We all know that you set your clocks forward an hour in the spring, and turn them back an hour in the fall. That could change in the future, if a bill pre-filed by two state representatives is passed.
The bill, sponsored by Representative Bart Rowland (R-Tompkinsville) and Representative Brandon Reed (R-Hodgenville), would make daylight saving time (DST), which currently begins in March and ends in November, permanent year-round throughout the Commonwealth.
That means there would be an extra hour of darkness in the morning in the winter, and an extra hour of daylight in the evening.
The bill would only kick in if Congress passes a federal law allowing states to observe DST year-round.
"Studies show that adding more light at the end of the day improves everything from traffic safety to crime and the use of electricity," said Rep. Rowland. "I think it's time for Kentucky to join the conversation on whether or not we're willing to do away with the antiquated practice of changing clocks."
If the bill is passed during the 2020 General Assembly, Kentucky would joint more than a dozen other states that have passed similar laws. Florida was the first state in the nation to vote to make DST permanant in 2018, and Tennessee also recently enacted a bill to do so.
U.S. Senators Marco Rubio (R-Florida) and Rick Scott (R-Florida) have introduced legislation in Congress to make DST permanent across the country. According to a news release from the Kentucky House Majority Caucus, President Donald Trump has also endorsed the idea.

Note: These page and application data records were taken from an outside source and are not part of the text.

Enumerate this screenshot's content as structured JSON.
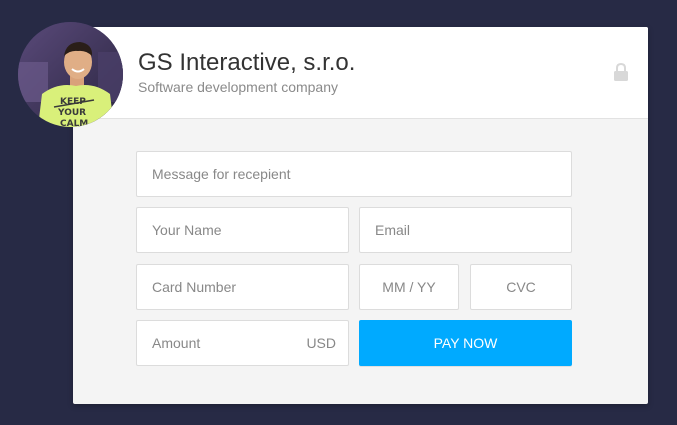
{
  "header": {
    "company_name": "GS Interactive, s.r.o.",
    "subtitle": "Software development company",
    "lock_icon": "lock-icon",
    "avatar_shirt_text": [
      "KEEP",
      "YOUR",
      "CALM"
    ]
  },
  "form": {
    "message_placeholder": "Message for recepient",
    "name_placeholder": "Your Name",
    "email_placeholder": "Email",
    "card_number_placeholder": "Card Number",
    "expiry_placeholder": "MM / YY",
    "cvc_placeholder": "CVC",
    "amount_placeholder": "Amount",
    "currency": "USD",
    "pay_button_label": "PAY NOW"
  },
  "colors": {
    "background": "#272a45",
    "accent": "#00aaff",
    "card": "#f4f4f4",
    "header": "#ffffff"
  }
}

"With support from President Trump, red and blue states across America and many of my constituents, the time has come to make Daylight Saving Time permanent," said Rep. Rowland. "My constituents overwhelmingly support this proposal, and passing it will show the federal government exactly where Kentuckians stand on this issue."